On October 25, 1964, just over eight months after The Beatles historic performance, The Rolling Stones made their first appearance on The Ed Sullivan Show. The bad boys of rock n roll were fresh of the release of their third album “12 X 5” and they knew there was no better way to promote it to an American audience.
As Ed introduced the band to screaming fans the curtain rose to reveal The Rolling Stones taking their place on stage. The band kicked the night off with the Chuck Berry classic, “Around & Around,” and a young, shaggy-haired Mick Jagger danced across the stage to the girls’ delight. The screams lasted throughout the entire song, continuing even after it finished and the curtain had dropped. Ed attempted to introduce the next act, but the sustained shrieks muffled his attempts. He slowly grew impatient and had to tell the audience to be “Quiet!” multiple times.
The Rolling Stones came back to close that evening’s show with their hit, “Time Is on My Side.” Once again, Mick Jagger had to sing over the shrieks of the raucous and unruly crowd. The performance put Jagger’s charisma on full display.

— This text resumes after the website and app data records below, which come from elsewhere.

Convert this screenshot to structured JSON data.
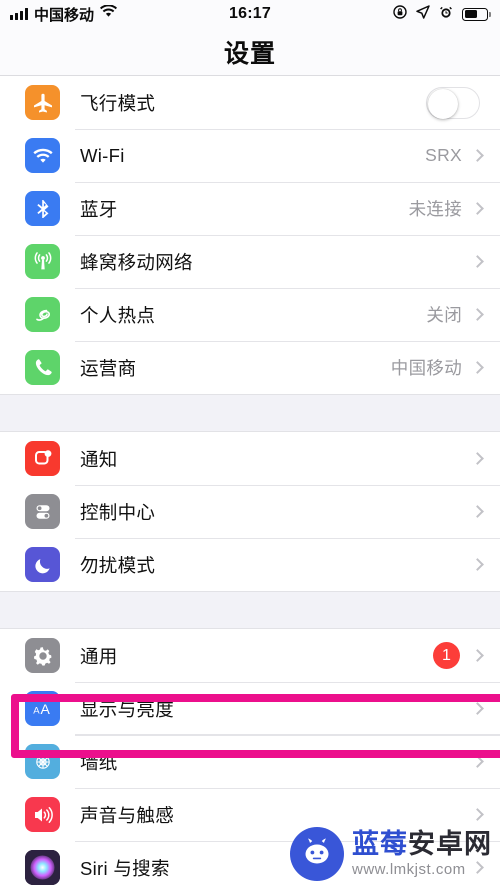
{
  "status_bar": {
    "carrier": "中国移动",
    "time": "16:17",
    "signal_icon": "signal-bars-icon",
    "wifi_icon": "wifi-icon",
    "rotation_lock_icon": "rotation-lock-icon",
    "location_icon": "location-arrow-icon",
    "alarm_icon": "alarm-clock-icon",
    "battery_icon": "battery-icon"
  },
  "header": {
    "title": "设置"
  },
  "groups": [
    {
      "rows": [
        {
          "label": "飞行模式",
          "value": "",
          "accessory": "toggle",
          "toggle_on": false,
          "icon": "airplane-icon",
          "icon_color": "#f5912b"
        },
        {
          "label": "Wi-Fi",
          "value": "SRX",
          "accessory": "chevron",
          "icon": "wifi-icon",
          "icon_color": "#3a7bf2"
        },
        {
          "label": "蓝牙",
          "value": "未连接",
          "accessory": "chevron",
          "icon": "bluetooth-icon",
          "icon_color": "#3a7bf2"
        },
        {
          "label": "蜂窝移动网络",
          "value": "",
          "accessory": "chevron",
          "icon": "cellular-antenna-icon",
          "icon_color": "#5ed46a"
        },
        {
          "label": "个人热点",
          "value": "关闭",
          "accessory": "chevron",
          "icon": "hotspot-link-icon",
          "icon_color": "#5ed46a"
        },
        {
          "label": "运营商",
          "value": "中国移动",
          "accessory": "chevron",
          "icon": "phone-icon",
          "icon_color": "#5ed46a"
        }
      ]
    },
    {
      "rows": [
        {
          "label": "通知",
          "value": "",
          "accessory": "chevron",
          "icon": "notification-icon",
          "icon_color": "#f8392e"
        },
        {
          "label": "控制中心",
          "value": "",
          "accessory": "chevron",
          "icon": "control-center-icon",
          "icon_color": "#8e8e93"
        },
        {
          "label": "勿扰模式",
          "value": "",
          "accessory": "chevron",
          "icon": "moon-icon",
          "icon_color": "#5756d6"
        }
      ]
    },
    {
      "rows": [
        {
          "label": "通用",
          "value": "",
          "accessory": "badge",
          "badge": "1",
          "icon": "gear-icon",
          "icon_color": "#8e8e93"
        },
        {
          "label": "显示与亮度",
          "value": "",
          "accessory": "chevron",
          "icon": "display-brightness-aa-icon",
          "icon_color": "#3a7bf2",
          "highlighted": true
        },
        {
          "label": "墙纸",
          "value": "",
          "accessory": "chevron",
          "icon": "wallpaper-flower-icon",
          "icon_color": "#53aede"
        },
        {
          "label": "声音与触感",
          "value": "",
          "accessory": "chevron",
          "icon": "speaker-volume-icon",
          "icon_color": "#f8384e"
        },
        {
          "label": "Siri 与搜索",
          "value": "",
          "accessory": "chevron",
          "icon": "siri-orb-icon",
          "icon_color": "#2c2240"
        }
      ]
    }
  ],
  "highlight": {
    "color": "#ec0f8c",
    "target_label": "显示与亮度"
  },
  "watermark": {
    "brand_primary": "蓝莓",
    "brand_secondary": "安卓网",
    "url": "www.lmkjst.com",
    "logo_icon": "android-robot-icon"
  }
}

Following the song, Ed prodded the audience, “Come on, let them hear it!” Sullivan ended up getting more than he bargained for as the crowd of youngsters screamed all the way through his chat with Jagger and his announcement of the following week’s guests. That evening’s show brought The Rolling Stones national attention and helped generated over one million dollars in ticket sales for the band’s fall concert tour.
Although The Rolling Stone’s first performance on The Ed Sullivan Show was great for the band’s popularity as well as for CBS’s ratings, Sullivan was reticent to book them again. Following The Stones’ first performance, Ed supposedly declared, “I promise you they’ll never be back on our show. It took me 17 years to build this show and I’m not going to have it destroyed in a matter of weeks.” He had had enough of how worked up the crowds had become, and he thought the band was unkempt. When the Stones’ manager tried to change Sullivan’s mind he was sent a response from Ed reading, “We were deluged with mail protesting the untidy appearance—clothes and hair of your Rolling Stones. Before even discussing the possibility of a contract, I would like to learn from you, whether your young men have reformed in the matter of dress and shampoo.” Whatever was said in response to that note worked as The Rolling Stones were back on The Ed Sullivan Show stage several months later. All in all, The Rolling Stones went on to make 6 appearances on The Ed Sullivan Show.